How Playing Poker Can Improve Your Cognitive Skills and Mental Traits


Poker is a card game that’s popular across the world, and it can be played for fun, to unwind after a long day or to make some money. It’s an exciting, competitive game that can also improve your mental and physical health. Here are some of the ways in which it can help you develop certain cognitive skills and mental traits that could be useful in your future career.

Critical thinking and analysis

Poker teaches you to be able to think clearly and quickly in order to make the right decision at the table. It’s important to be able to assess your hand’s value and know whether to call or raise, as well as to understand the probabilities involved in each move.

Math skills

Poker helps to improve your math skills by requiring you to calculate the odds of each possible hand. Often, you’ll find yourself working out the probability that your hand is still available when someone else has it or even how much it’s likely to cost to raise a pot. This is a good way to build up your basic math skills, and it’s something you can use throughout your life.

Reading other people

When you’re playing poker, it’s important to be able to read your opponents’ behavior. This can be hard for most people, but it’s a vital skill that can be useful in many areas of your life.

For example, it can be useful to read when someone is nervous or if they’re suddenly betting a lot of chips. This will help you decide if it’s worth playing against them or not.

It’s also a useful skill to read your own behavior and decide when you’re acting on impulse. If you’re impulsive, it’s probably best to fold rather than risk a big bet when you have no chance of winning the hand.

Managing risk

Another major benefit of poker is that it teaches you to manage your money properly. The risks involved in poker aren’t small, and you’ll need to be able to keep track of how much you have and when you can afford to quit. It’s important to play poker wisely and not overbet when you don’t have the money to lose, as this can be a dangerous habit that can ruin your bankroll.

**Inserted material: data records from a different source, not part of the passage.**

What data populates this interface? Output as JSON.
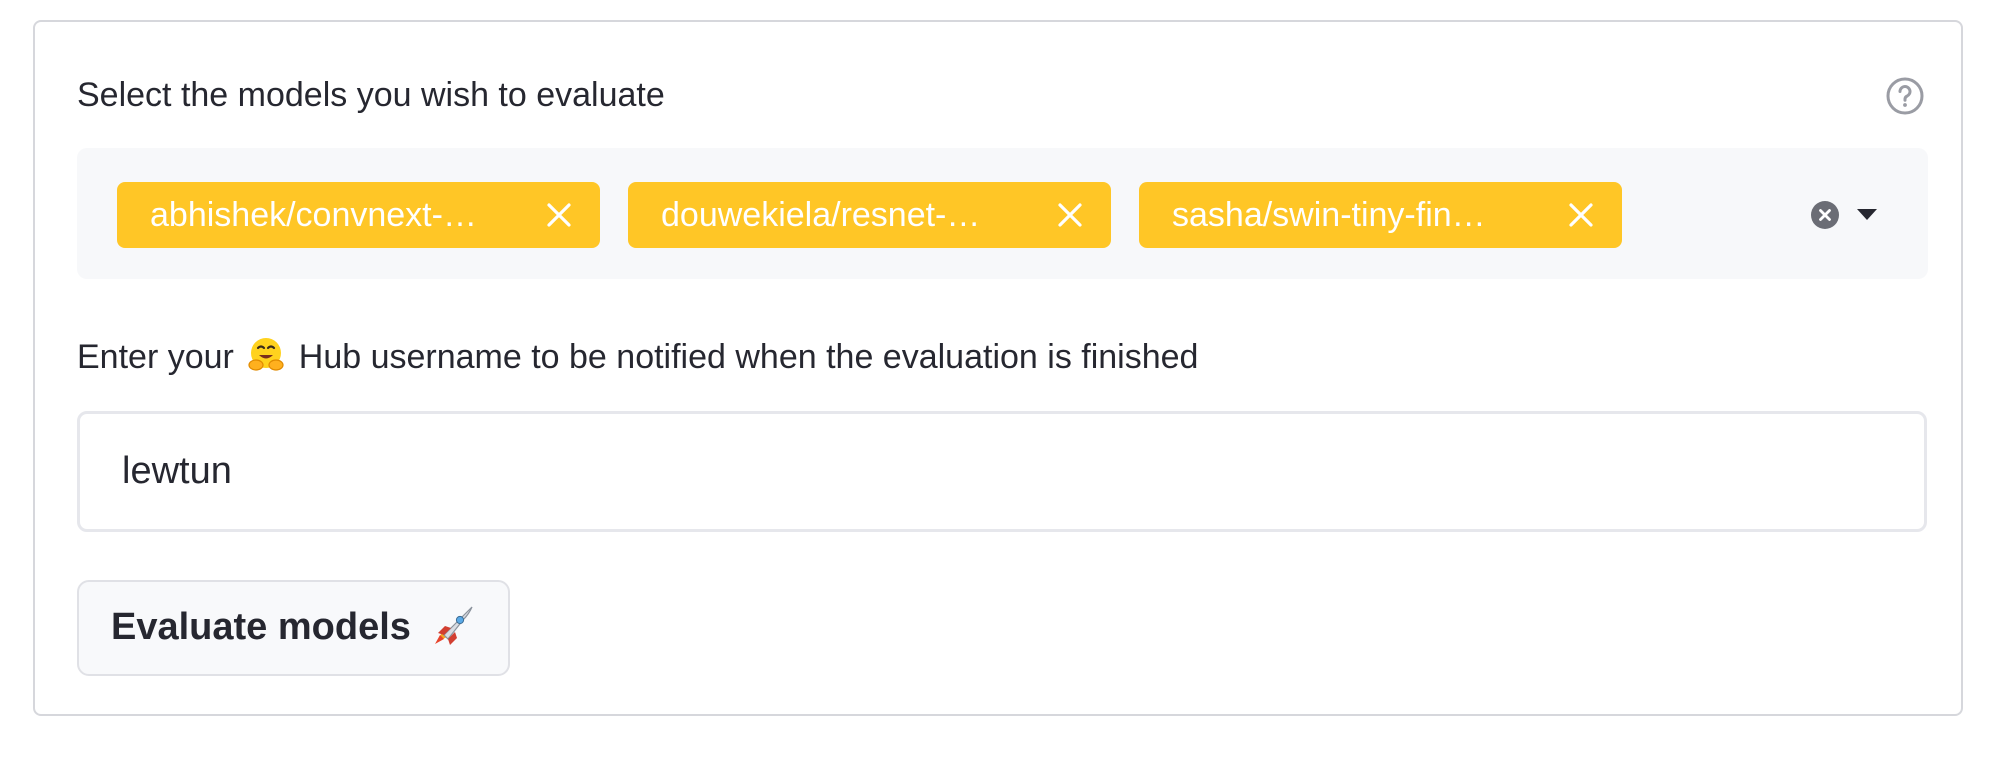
{
  "model_select": {
    "label": "Select the models you wish to evaluate",
    "help_icon": "question-circle-icon",
    "selected": [
      {
        "label": "abhishek/convnext-…",
        "remove_icon": "close-icon"
      },
      {
        "label": "douwekiela/resnet-…",
        "remove_icon": "close-icon"
      },
      {
        "label": "sasha/swin-tiny-fin…",
        "remove_icon": "close-icon"
      }
    ],
    "clear_icon": "clear-circle-icon",
    "dropdown_icon": "caret-down-icon"
  },
  "username": {
    "label_prefix": "Enter your",
    "label_emoji": "hugging-face-emoji",
    "label_suffix": "Hub username to be notified when the evaluation is finished",
    "value": "lewtun"
  },
  "submit": {
    "label": "Evaluate models",
    "icon": "rocket-emoji"
  },
  "colors": {
    "tag_bg": "#ffc626",
    "tag_text": "#ffffff",
    "panel_border": "#d6d7dc",
    "select_bg": "#f7f8fa"
  }
}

Poker also teaches you to be more patient when it comes to making decisions, as you’ll need to give your opponent time to make their decision before you can decide whether you want to call or raise. This is a valuable skill to have in your life, as it will allow you to be more patient when you’re dealing with complex situations.